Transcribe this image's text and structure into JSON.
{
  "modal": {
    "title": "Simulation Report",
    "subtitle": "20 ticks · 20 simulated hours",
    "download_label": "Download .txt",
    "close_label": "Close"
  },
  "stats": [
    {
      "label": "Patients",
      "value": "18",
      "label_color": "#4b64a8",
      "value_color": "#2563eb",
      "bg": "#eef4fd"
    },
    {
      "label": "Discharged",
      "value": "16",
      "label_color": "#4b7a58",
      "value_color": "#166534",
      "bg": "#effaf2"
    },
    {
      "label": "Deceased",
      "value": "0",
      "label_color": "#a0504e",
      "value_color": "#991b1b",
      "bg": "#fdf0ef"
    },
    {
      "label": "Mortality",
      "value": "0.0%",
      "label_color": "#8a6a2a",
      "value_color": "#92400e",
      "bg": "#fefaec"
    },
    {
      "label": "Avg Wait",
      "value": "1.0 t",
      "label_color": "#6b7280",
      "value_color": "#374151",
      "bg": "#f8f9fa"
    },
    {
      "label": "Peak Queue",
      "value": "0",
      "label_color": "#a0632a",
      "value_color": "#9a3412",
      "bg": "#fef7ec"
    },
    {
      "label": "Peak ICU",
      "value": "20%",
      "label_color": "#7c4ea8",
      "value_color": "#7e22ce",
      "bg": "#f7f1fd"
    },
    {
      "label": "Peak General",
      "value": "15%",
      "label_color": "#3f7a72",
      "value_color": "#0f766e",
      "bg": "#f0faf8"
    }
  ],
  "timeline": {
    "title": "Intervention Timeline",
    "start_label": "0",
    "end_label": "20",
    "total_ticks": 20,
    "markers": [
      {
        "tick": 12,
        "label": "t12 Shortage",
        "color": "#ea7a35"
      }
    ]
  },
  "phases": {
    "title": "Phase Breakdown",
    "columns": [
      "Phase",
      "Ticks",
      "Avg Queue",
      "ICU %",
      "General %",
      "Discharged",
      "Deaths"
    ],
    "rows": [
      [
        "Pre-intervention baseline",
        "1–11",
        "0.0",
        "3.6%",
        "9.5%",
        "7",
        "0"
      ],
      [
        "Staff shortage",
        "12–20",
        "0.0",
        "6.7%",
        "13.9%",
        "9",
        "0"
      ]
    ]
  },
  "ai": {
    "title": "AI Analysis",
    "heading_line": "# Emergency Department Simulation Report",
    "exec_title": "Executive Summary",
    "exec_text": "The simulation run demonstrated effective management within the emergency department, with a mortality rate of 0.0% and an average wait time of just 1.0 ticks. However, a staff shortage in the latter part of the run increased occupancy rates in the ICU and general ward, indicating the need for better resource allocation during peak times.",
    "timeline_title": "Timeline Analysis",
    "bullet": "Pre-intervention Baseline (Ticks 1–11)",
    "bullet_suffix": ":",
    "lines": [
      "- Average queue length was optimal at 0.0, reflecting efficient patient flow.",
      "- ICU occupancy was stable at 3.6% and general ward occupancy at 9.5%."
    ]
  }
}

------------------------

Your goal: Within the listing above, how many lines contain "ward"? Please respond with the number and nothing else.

Solution for this task: 2